"Many of us have learned that Conservative Judaism is either a complex ideology (at least we never get a straightforward explanation) or simply a movement that stands in the center between Reform and Orthodoxy. An early classic of Conservative Judaism was titled, “Tradition and Change,” but tradition and change is a paradox, not a banner of belief.
Conservative Judaism is crying out for renewal and revitalization. Some of the most spiritually charged, socially sensitive prayer groups and institutions in the country choose to not affiliate themselves with the Conservative movement. Yet they are led by rabbis ordained by the Conservative movement and attended by congregants who grew up in that movement.
In synagogues that do define themselves as Conservative, the congregants often expect halachic observance from their rabbis, yet they are not moved to emulate them. Conservative Jews are increasingly confused and uncertain about their spiritual direction.

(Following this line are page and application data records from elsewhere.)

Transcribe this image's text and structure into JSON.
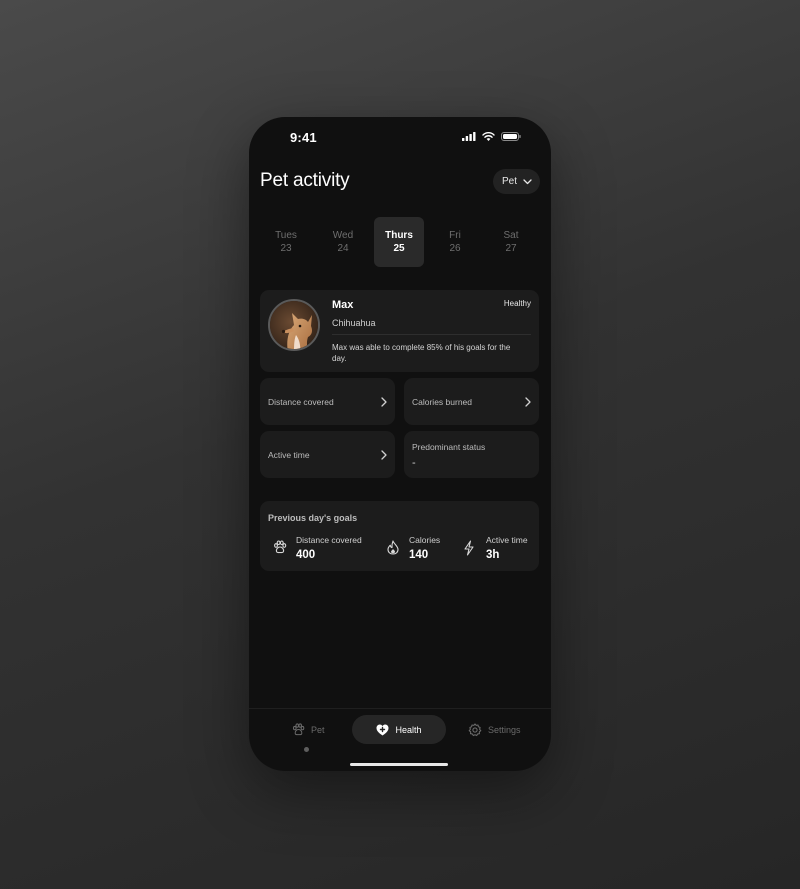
{
  "status_bar": {
    "time": "9:41"
  },
  "header": {
    "title": "Pet activity",
    "pet_selector": "Pet"
  },
  "days": [
    {
      "name": "Tues",
      "num": "23",
      "active": false
    },
    {
      "name": "Wed",
      "num": "24",
      "active": false
    },
    {
      "name": "Thurs",
      "num": "25",
      "active": true
    },
    {
      "name": "Fri",
      "num": "26",
      "active": false
    },
    {
      "name": "Sat",
      "num": "27",
      "active": false
    }
  ],
  "profile": {
    "name": "Max",
    "breed": "Chihuahua",
    "status": "Healthy",
    "summary": "Max was able to complete 85% of his goals for the day."
  },
  "metrics": {
    "distance": "Distance covered",
    "calories": "Calories burned",
    "active_time": "Active time",
    "predominant_status": {
      "label": "Predominant status",
      "value": "-"
    }
  },
  "goals": {
    "title": "Previous day's goals",
    "items": [
      {
        "label": "Distance covered",
        "value": "400",
        "icon": "paw-icon"
      },
      {
        "label": "Calories",
        "value": "140",
        "icon": "flame-icon"
      },
      {
        "label": "Active time",
        "value": "3h",
        "icon": "lightning-icon"
      }
    ]
  },
  "nav": {
    "pet": "Pet",
    "health": "Health",
    "settings": "Settings"
  },
  "colors": {
    "background": "#101010",
    "card": "#1c1c1c",
    "active_day": "#2a2a2a",
    "text_primary": "#ffffff",
    "text_muted": "#6e6e6e"
  }
}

As I posed these problems and questions, some turned the question back to me.
“Who are you, and what do you believe?”
When I reflect upon the beliefs with which I was raised and how I have grown in my faith, I realize that the word “Conservative” does not best fit who I am and what I believe.
I am a Covenantal Jew."
Ok, what does that mean.
The article elaborates on all three covenants. It is too long to post in its entirety but I do think that it is important to highlight a couple of things so here are a few more excerpts.
First Covenant: Relationship to God
The Jewish relationship to God may be seen as a friendship, a partnership, though of obviously unequal partners. In the Midrash, God swears friendship to Abraham, is called the “friend of the world” (Hag. 16a) and even creates friendships between people (Pirke D’Rabbi Eliezer). Friendship is one aspect of the Divine-human connection.
The Torah speaks of God as a parent, a lover, a teacher and an intimate sharer of our hearts. When we speak of friendship or partnership, all of these relationships and more must be understood.
The terms of all friendships are fixed by history — we define our partnerships by our memories. One friend can speak a single word, “Colorado,” and the other knows that the word refers to a trip taken together 15 years before. However, vital friendships do not dwell solely in the past. They are always creating new memories, entering new phases and enriching what has gone before.
Some Jews believe that everything important in the friendship between God and Israel has already been said. The Torah, the Talmud, the classical commentators and codes have said all the vital, foundational words. Our task now is simply to fill in a few blanks, but otherwise the work is done. We are the accountants of a treasure already laid up in the past.
This is not a covenantal understanding. It is a Judaism frozen in time, as though all the clocks stopped in the 18th century.
Conversely, there are those who think the past weightless, because times have so radically changed. This is a friendship that tries to recreate itself each day, dictated by the demands of the moment. While the past is acknowledged, it is seen largely as something to be overcome, not to be cherished and integrated into the present. This creates a relationship with predictably thin and wan results.
Covenantal Judaism believes in the continuous partnership between God and Israel. When we light Shabbat candles, God “knows” what we mean — we have been doing it for thousands of years. It is part of the grammar of relationship. Our past is the platform from which we ascend. The covenant at Sinai is the first, reverberating word."
I can relate to this as I believe that it is important to have a living, breathing and flexible Judaism.
Exactly. We are all responsible for each other.
Second Covenant: Relationship Between Jews
"All Jews are involved in the Abrahamic covenant — not only those Jews whom we like or those of whom we approve but all Jews.
Jews have always fought within our own community, and undoubtedly, we always will. Devotion to Torah does not free us from the constraints of human nature.
Still, a Covenantal Jew seeks active dialogue with Orthodox, Reform and Reconstructionist, as well as secular Jews. The covenant does not depend upon movements or ideologies; it is a covenant of shared history and shared destiny."
Third Covenant: Relationship With the Non-Jewish World
"The first covenant was not made with the Jewish people. God sent a rainbow in the time of Noah as a sign to the world, to all of humanity. Noah lived 10 generations before the first Jew.
The meaning is clear: We have a responsibility toward others of whatever faith; we have a covenantal relationship to the non-Jewish world."
What do you think?